Transitioning from a conservative hometown to a very liberal college campus has been an interesting experience.
My political ideals have shifted, I have partaken in more reading and discussions of politics and I have become passionate about what I believe in. While my ideas are more appeased by the Democratic party and liberalism in general, it can still be hard to shake the experiences and ideas I grew accustomed to growing up.
As our political climate rapidly becomes more violent, divisive and seemingly unreal at times, it appears, to me, that America is losing its ability to further a conversation. Instead of debating a political issue and discussing the arguments, facts, and opinions, Americans (on both side of the political spectrum) resort to outrage and protest. Civility seems to be a fleeting thing of the past.
Liberals seem to get the most of this negative stigma as terms like "snowflake" become common vernacular. However, Conservatives are picking the wrong bone with liberals. The issue is not, and should never be, liberals protesting (what should be partisan issues) racism, discrimination, homophobia, white supremacy, equal rights and potential treason. The issue is that liberals are beginning to form this moral superiority complex when it comes to having discussions about politics.
Don't get me wrong, there are flaws running deep in the Republican Party. They run deeper than just being able to have a political conversation. There could be a whole other article about political discourse and Republicans.
However, it's important to establish a mutual middle-ground. Republicans are picked apart on social media, TV and many college campuses. Although most of it is rightfully so, it's important to step back and look at the other side of the issue: liberalism.
Stereotyping happens on both sides, but liberals have begun to brand and stereotype all Republicans as racist, homophobic, misogynist, etc. This largely stems from Trump and his administration condoning (or refusing to condemn) such abhorrent acts of racism, homophobia, misogyny, etc.
To correlate millions of Americans to one disaster of a president and his administration is a dangerous mindset. Do you really think the 65 million people who voted for him are that explicitly racist, homophobic, misogynistic, etc? If it were to be the case, this country would be in a much more violent state.

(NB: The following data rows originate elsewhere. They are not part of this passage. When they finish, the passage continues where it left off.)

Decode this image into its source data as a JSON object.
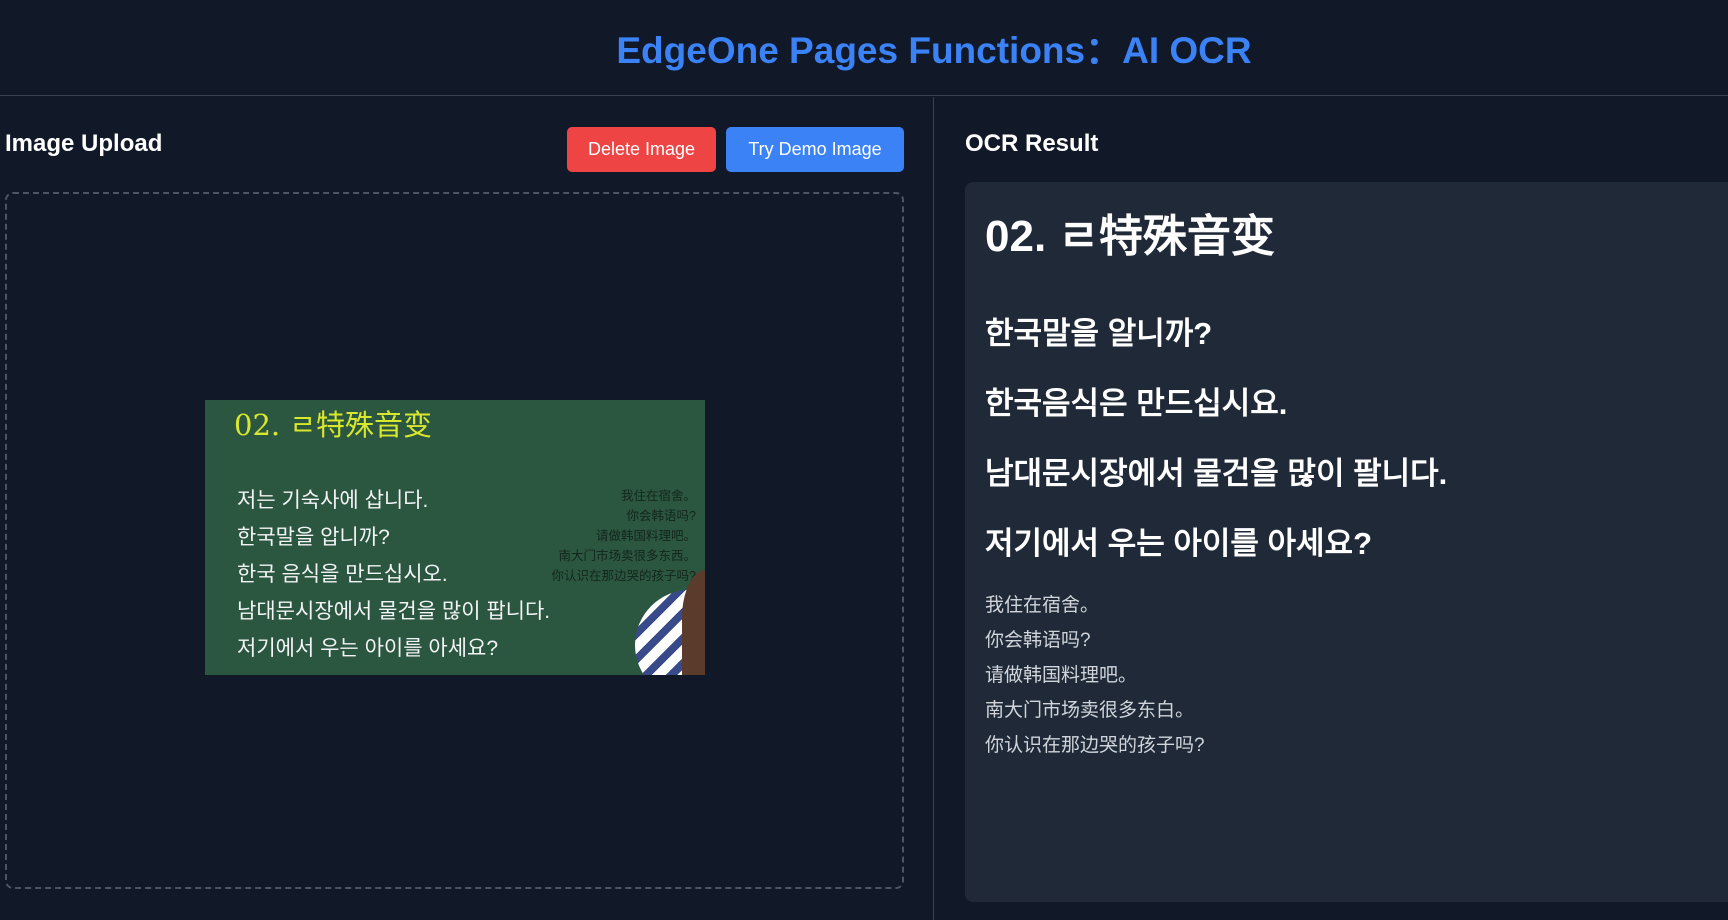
{
  "header": {
    "title": "EdgeOne Pages Functions：AI OCR"
  },
  "upload_panel": {
    "title": "Image Upload",
    "delete_label": "Delete Image",
    "demo_label": "Try Demo Image",
    "preview": {
      "title": "02.  ㄹ特殊音变",
      "korean_lines": [
        "저는 기숙사에 삽니다.",
        "한국말을 압니까?",
        "한국 음식을 만드십시오.",
        "남대문시장에서 물건을 많이 팝니다.",
        "저기에서 우는 아이를 아세요?"
      ],
      "chinese_lines": [
        "我住在宿舍。",
        "你会韩语吗?",
        "请做韩国料理吧。",
        "南大门市场卖很多东西。",
        "你认识在那边哭的孩子吗?"
      ]
    }
  },
  "result_panel": {
    "title": "OCR Result",
    "heading": "02. ㄹ特殊音变",
    "korean_lines": [
      "한국말을 알니까?",
      "한국음식은 만드십시요.",
      "남대문시장에서 물건을 많이 팔니다.",
      "저기에서 우는 아이를 아세요?"
    ],
    "chinese_lines": [
      "我住在宿舍。",
      "你会韩语吗?",
      "请做韩国料理吧。",
      "南大门市场卖很多东白。",
      "你认识在那边哭的孩子吗?"
    ]
  },
  "colors": {
    "background": "#111827",
    "accent": "#3b82f6",
    "danger": "#ef4444",
    "result_box": "#1f2937"
  }
}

Trump gave several warnings and clues during his campaign that this level of incompetence was to come, but the 65 million people who voted for him still believed in his purpose.
All of this together has begun to usher in this mindset (to liberals) that they were morally superior to their conservative peers.
To act on that statement and to believe it's true is vehemently irresponsible. When it comes to pushing a conversation on political differences, we must have mutual respect with the person we disagree with. Undermining their positions or assuming they are "morally corrupt" ultimately weakens your personal argument. It takes facts, passion and the ability to speak your mind to change someone's stance. If you assume you are better than them, they can easily resort to anger, and thus a conversation is not had.
Truthfully, there is never a morally superior side. Issues, despite how rudimentary some may seem, are always complex. There is never a right or wrong answer in politics. Like it or not, every human will be biased to a certain degree. Past experiences can hinder anyone to support a political party. Assuming you're morally superior to anyone is invalidating what made them the way they are.
This moral superiority complex is ultimately hindering liberals from furthering any political discussion. It prevents liberals from actually hearing why and how people have these "horrible" opinions. Not any Republican is the same. While there are dangerous people on the right, millions upon millions are hard-working, tax-paying, respectable people. Teachers, doctors, fast-food workers, etc.
I personally believe it's time for liberals to swallow their pride and listen to the other side. They might be surprised at how socially liberal most are (or are becoming so). Trump is not a representation of the whole party. Yes, they voted for him and they should own up to that mistake, but Trump's been a loose cannon for far too long now to persecute all his voters. Most of them had no clue he would end up being just this horrible.
As Trump's term progresses, and inevitably more and more controversies arise, it's time not protest and be outraged at the other side. It's time to not assume moral superiority. It's time to sit down and have civil discourse -- for we have proof that it has worked for hundreds of years.